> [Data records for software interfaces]
=======

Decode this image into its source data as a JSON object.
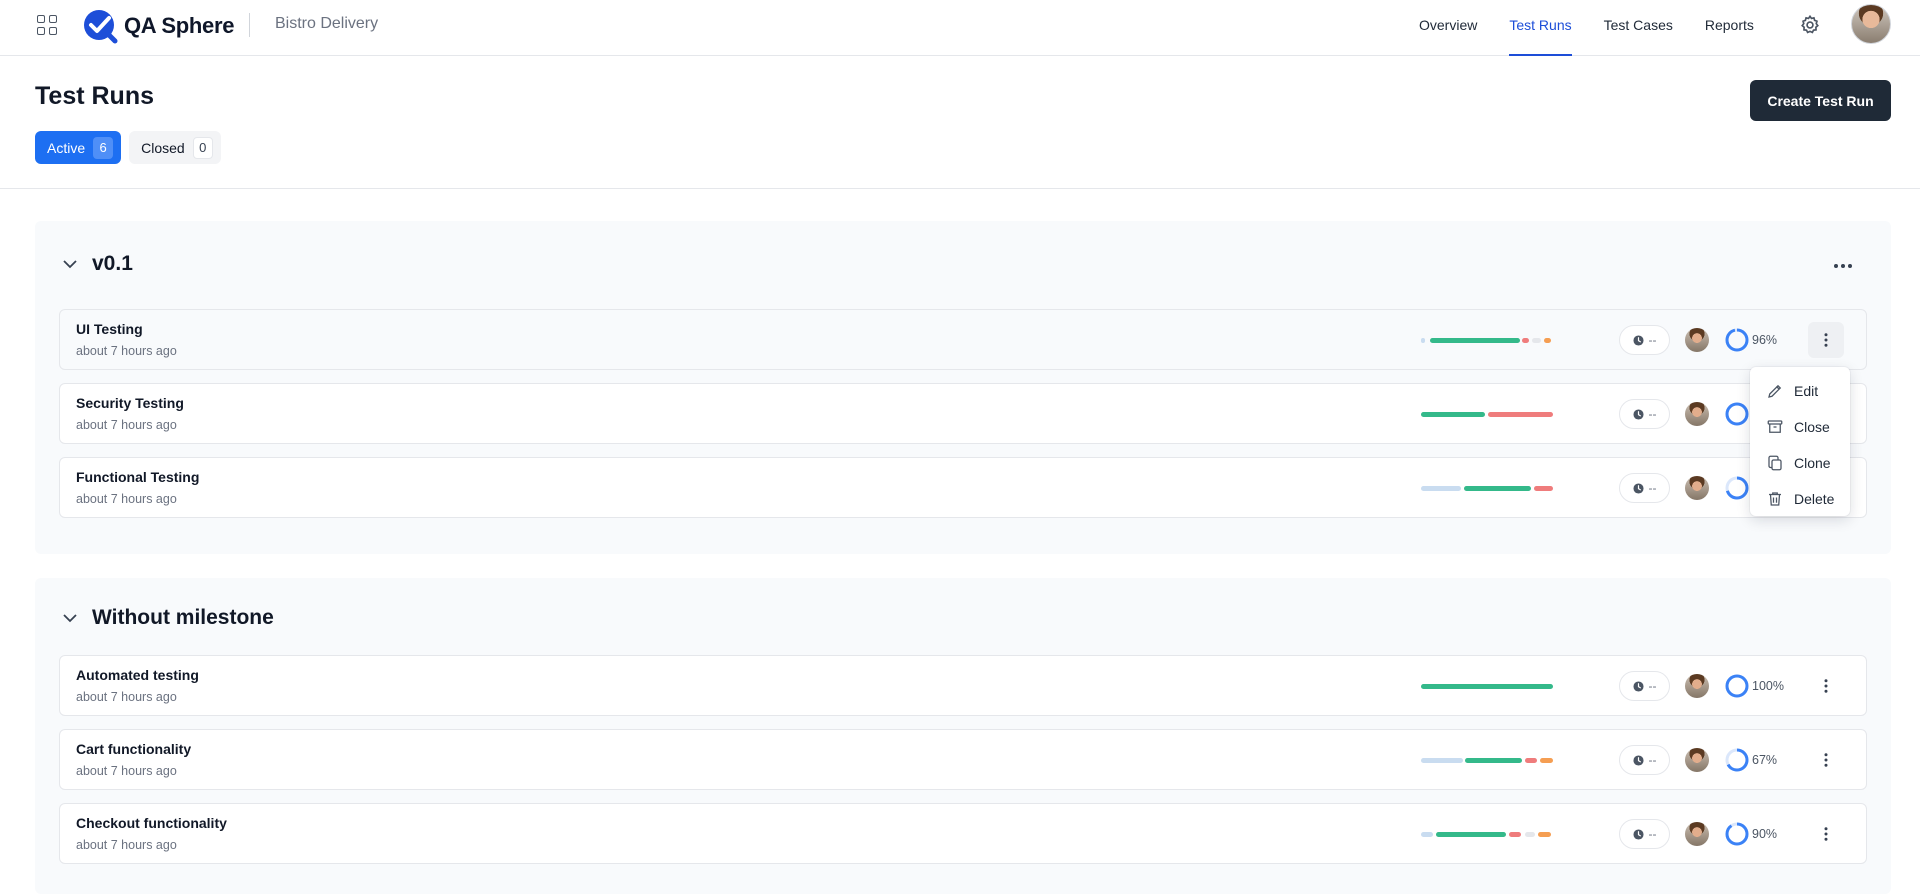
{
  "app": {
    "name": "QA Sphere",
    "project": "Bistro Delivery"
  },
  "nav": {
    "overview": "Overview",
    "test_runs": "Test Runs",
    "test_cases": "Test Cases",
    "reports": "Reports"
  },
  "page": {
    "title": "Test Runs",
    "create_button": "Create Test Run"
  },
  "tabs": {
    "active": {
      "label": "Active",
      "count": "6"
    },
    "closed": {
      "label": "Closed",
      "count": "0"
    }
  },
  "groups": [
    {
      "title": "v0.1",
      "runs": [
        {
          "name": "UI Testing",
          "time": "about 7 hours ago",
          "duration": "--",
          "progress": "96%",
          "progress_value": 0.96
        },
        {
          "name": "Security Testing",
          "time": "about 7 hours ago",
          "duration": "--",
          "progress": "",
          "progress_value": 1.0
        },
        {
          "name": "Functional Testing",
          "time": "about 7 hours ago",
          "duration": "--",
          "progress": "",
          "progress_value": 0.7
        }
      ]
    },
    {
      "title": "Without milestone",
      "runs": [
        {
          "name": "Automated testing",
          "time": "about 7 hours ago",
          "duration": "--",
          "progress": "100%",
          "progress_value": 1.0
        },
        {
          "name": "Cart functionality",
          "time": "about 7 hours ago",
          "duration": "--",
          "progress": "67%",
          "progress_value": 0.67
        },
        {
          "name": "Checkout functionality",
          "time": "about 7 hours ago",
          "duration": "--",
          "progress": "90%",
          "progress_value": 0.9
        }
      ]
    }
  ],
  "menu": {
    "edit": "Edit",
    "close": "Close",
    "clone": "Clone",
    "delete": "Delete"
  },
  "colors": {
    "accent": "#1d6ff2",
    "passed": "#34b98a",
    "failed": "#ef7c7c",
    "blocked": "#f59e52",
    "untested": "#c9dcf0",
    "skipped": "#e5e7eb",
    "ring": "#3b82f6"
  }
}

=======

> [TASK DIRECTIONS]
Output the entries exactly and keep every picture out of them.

> [EXERCISE OUTPUT]
Decode this image into its source data as a JSON object.
{
  "app": {
    "name": "QA Sphere",
    "project": "Bistro Delivery"
  },
  "nav": {
    "overview": "Overview",
    "test_runs": "Test Runs",
    "test_cases": "Test Cases",
    "reports": "Reports"
  },
  "page": {
    "title": "Test Runs",
    "create_button": "Create Test Run"
  },
  "tabs": {
    "active": {
      "label": "Active",
      "count": "6"
    },
    "closed": {
      "label": "Closed",
      "count": "0"
    }
  },
  "groups": [
    {
      "title": "v0.1",
      "runs": [
        {
          "name": "UI Testing",
          "time": "about 7 hours ago",
          "duration": "--",
          "progress": "96%",
          "progress_value": 0.96
        },
        {
          "name": "Security Testing",
          "time": "about 7 hours ago",
          "duration": "--",
          "progress": "",
          "progress_value": 1.0
        },
        {
          "name": "Functional Testing",
          "time": "about 7 hours ago",
          "duration": "--",
          "progress": "",
          "progress_value": 0.7
        }
      ]
    },
    {
      "title": "Without milestone",
      "runs": [
        {
          "name": "Automated testing",
          "time": "about 7 hours ago",
          "duration": "--",
          "progress": "100%",
          "progress_value": 1.0
        },
        {
          "name": "Cart functionality",
          "time": "about 7 hours ago",
          "duration": "--",
          "progress": "67%",
          "progress_value": 0.67
        },
        {
          "name": "Checkout functionality",
          "time": "about 7 hours ago",
          "duration": "--",
          "progress": "90%",
          "progress_value": 0.9
        }
      ]
    }
  ],
  "menu": {
    "edit": "Edit",
    "close": "Close",
    "clone": "Clone",
    "delete": "Delete"
  },
  "colors": {
    "accent": "#1d6ff2",
    "passed": "#34b98a",
    "failed": "#ef7c7c",
    "blocked": "#f59e52",
    "untested": "#c9dcf0",
    "skipped": "#e5e7eb",
    "ring": "#3b82f6"
  }
}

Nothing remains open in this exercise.